Earnings momentum strategies are a risky way of navigating the upcoming corporate earnings season, which begins in mid-January.
I’m referring to strategies that favor the stocks of companies whose earnings growth is accelerating. According to theory as well as history, shares of such companies should outperform those with declining growth rates.
A perfect recent example is Tesla TSLA, +7.84%. Its earnings have been growing for several quarters now: From a loss in 2019 to profit of 25 cents a share, 44 cents a share, and 76 cents a share, respectively, in the first three quarters of last year. For the fourth quarter of 2020, which Telsa is slated to report on Feb. 3, FactSet reports that the consensus of Wall Street analysts is that the company will report EPS of 96 cents.
I need not remind you that Tesla’s stock price has shot up in concert with its earnings, with a trailing 12-month gain of more than 737% (according to FactSet).
There are two major reasons why I nevertheless caution against relying on earnings momentum strategies for picking which stocks to buy or sell in the upcoming earnings season.
The market reacts almost instantly to earnings surprises
The first is practical: Wall Street reacts almost instantly to earnings surprises. By instantly I mean a matter of seconds. By the time you or I read about unexpectedly good earnings, it will almost certainly be too late to profit from the news.
Imagine, for example, if Tesla reports a quarterly EPS in its Feb. 3 earnings report that is much higher than the current consensus of $0.96. You can bet that the stock will rally almost instantaneously. That rally would largely discount any remaining upside potential that earnings momentum strategies used to be able to exploit.
This is what efficient market theorists tell us is inevitable with any strategy that has shown great historical promise. As more and more investors pile into a strategy, they kill the goose that lays the golden egg.
This helps to explain the deteriorating performance of what used to be the newsletter industry’s most successful earnings momentum strategy. I’m referring to the stock ranking system published by the Value Line Investment Survey. Each week, the newsletter reports the 100 stocks (out of a universe of 1,700 widely-followed issues) that have the greatest appreciation potential over the coming year. Though the newsletter’s ranking system is proprietary, we do know that it is based largely on earnings surprise.
As you can see from the chart below, a portfolio of these 100 favored stocks from Value Line beat the S&P 500 SPX, +0.55% by a wide margin over the period from 1980 through the early part of this century, but has lagged ever since. (Full disclosure: Value Line is not one of the newsletter publishers that contracts with my performance-monitoring firm to audit its returns.)
Value might be on the verge of outperforming growth
Another reason not to rely on earnings momentum strategies is that momentum strategies typically perform poorly when, as some are forecasting will take place in 2021, value stocks outperform growth stocks.

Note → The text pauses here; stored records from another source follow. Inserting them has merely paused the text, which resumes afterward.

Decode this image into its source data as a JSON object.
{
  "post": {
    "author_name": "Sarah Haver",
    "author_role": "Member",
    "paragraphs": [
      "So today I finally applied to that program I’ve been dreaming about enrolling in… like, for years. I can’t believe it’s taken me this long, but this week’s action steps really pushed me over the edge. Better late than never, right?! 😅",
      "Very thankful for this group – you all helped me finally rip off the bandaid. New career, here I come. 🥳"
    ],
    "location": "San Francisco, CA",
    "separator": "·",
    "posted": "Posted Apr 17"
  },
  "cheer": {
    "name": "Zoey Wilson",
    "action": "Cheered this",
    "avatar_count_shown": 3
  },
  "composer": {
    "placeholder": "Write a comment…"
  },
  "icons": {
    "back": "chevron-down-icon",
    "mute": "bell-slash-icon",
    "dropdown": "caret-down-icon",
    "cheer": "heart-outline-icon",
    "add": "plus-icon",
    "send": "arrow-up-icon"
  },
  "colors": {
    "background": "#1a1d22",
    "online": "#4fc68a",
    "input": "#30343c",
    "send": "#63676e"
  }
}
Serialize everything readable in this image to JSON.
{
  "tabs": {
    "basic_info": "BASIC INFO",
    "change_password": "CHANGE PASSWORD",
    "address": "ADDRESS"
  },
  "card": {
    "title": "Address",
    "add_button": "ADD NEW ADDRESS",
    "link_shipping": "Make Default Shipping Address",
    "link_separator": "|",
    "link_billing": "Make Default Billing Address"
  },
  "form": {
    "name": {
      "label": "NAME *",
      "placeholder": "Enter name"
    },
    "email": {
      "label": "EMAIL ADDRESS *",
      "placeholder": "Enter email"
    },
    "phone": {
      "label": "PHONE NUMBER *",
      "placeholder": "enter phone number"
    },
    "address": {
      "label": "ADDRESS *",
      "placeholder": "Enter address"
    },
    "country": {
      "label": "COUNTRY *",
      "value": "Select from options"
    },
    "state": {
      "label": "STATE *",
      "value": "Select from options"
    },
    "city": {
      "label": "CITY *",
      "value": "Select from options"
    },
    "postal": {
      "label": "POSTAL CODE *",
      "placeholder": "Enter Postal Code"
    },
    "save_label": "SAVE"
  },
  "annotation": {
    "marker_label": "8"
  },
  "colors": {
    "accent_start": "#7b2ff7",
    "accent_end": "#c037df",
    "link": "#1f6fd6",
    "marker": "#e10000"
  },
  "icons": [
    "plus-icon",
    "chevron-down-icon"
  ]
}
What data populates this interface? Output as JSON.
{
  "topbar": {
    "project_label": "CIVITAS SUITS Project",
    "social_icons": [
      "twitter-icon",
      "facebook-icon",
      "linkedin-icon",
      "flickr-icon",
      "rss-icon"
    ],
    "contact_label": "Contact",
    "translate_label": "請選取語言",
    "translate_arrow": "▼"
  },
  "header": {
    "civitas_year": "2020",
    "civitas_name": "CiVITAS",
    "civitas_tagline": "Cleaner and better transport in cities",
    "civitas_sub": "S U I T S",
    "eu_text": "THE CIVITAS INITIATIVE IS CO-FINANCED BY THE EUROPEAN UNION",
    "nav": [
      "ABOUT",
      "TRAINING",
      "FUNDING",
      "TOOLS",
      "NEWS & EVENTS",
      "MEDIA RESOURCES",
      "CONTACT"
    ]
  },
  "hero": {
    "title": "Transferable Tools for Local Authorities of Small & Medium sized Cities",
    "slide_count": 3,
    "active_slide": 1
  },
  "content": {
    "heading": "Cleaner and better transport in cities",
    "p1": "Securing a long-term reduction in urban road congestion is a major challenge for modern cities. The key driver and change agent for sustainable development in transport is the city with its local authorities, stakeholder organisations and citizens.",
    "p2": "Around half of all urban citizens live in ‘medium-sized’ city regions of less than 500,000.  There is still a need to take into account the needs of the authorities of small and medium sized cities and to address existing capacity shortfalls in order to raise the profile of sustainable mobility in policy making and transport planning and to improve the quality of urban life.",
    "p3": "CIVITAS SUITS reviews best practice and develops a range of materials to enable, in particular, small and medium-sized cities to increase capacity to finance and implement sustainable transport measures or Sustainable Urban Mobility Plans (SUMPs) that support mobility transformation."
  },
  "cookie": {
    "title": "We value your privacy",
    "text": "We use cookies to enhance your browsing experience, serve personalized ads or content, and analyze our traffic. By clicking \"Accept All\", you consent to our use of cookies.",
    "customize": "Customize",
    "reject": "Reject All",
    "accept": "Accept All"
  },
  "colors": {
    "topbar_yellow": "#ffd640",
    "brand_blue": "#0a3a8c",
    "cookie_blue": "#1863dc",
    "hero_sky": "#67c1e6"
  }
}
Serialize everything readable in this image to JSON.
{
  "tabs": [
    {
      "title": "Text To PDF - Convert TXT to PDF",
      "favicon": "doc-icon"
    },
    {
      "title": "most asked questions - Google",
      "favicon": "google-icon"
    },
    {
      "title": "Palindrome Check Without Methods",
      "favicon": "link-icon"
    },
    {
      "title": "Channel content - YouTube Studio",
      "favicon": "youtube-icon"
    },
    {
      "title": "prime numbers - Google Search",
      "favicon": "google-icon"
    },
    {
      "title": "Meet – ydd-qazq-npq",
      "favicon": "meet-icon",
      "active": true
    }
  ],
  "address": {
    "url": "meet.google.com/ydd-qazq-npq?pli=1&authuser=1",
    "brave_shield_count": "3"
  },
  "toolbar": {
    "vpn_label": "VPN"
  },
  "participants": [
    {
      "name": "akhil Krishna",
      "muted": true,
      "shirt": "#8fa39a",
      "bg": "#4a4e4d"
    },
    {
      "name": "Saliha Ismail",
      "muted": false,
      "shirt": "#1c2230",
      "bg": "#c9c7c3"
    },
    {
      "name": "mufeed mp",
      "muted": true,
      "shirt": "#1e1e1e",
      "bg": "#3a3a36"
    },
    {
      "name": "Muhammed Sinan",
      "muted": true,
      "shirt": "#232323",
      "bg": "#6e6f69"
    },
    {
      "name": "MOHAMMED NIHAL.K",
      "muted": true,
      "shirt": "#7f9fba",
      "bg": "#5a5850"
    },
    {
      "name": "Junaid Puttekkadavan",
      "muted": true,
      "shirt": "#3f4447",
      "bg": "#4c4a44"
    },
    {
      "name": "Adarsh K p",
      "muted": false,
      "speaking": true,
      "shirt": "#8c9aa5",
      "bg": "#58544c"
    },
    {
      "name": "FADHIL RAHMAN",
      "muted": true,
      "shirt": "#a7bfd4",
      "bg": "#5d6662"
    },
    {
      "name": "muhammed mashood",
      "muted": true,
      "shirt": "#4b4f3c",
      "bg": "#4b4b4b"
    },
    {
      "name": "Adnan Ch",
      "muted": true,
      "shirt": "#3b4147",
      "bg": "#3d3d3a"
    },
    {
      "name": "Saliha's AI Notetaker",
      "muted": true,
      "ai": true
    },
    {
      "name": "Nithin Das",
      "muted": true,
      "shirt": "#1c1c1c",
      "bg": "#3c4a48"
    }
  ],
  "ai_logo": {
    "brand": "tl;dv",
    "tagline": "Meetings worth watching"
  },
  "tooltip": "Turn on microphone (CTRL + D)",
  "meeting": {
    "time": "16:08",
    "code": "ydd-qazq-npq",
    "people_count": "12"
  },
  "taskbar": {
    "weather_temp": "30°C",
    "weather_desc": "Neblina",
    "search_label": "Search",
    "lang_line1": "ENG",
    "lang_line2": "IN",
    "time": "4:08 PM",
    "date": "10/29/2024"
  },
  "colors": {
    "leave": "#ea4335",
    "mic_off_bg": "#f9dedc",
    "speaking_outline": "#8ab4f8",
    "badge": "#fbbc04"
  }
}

The negative correlation between value and momentum was documented a number of years ago in research published in the Journal of Finance. Last year was a case in point: Growth trounced value and, sure enough, momentum performed well: The iShares MSCI USA Momentum Factor ETF MTUM, +1.65% beat the S&P 500 by 10 percentage points.
Contrast that with what happened in 2016, the last year in which value did really well relative to growth. In that year the USA Momentum Factor ETF lagged the S&P 500 by 7 percentage points.
To be sure, there’s no guarantee that value will outperform growth this year. There have been similar predictions of value’s resurgence in each year since 2016, and so far they have not come to pass. But value typically beats growth when the economy emerges from periods of economic weakness, and many now the economy will blast off this year as the pandemic is largely put behind us.
In fact, according to fund flow data for the month of December, there is evidence that this rotation into value from growth may have already started.
The bottom line: Be my guest if you want to bet on which companies will beat the Wall Street consensus in their upcoming earnings reports. You’ll turn a quick profit if you’re right. But not if you wait until those earnings are actually reported.
Mark Hulbert is a regular contributor to MarketWatch. His Hulbert Ratings tracks investment newsletters that pay a flat fee to be audited. He can be reached at [email protected]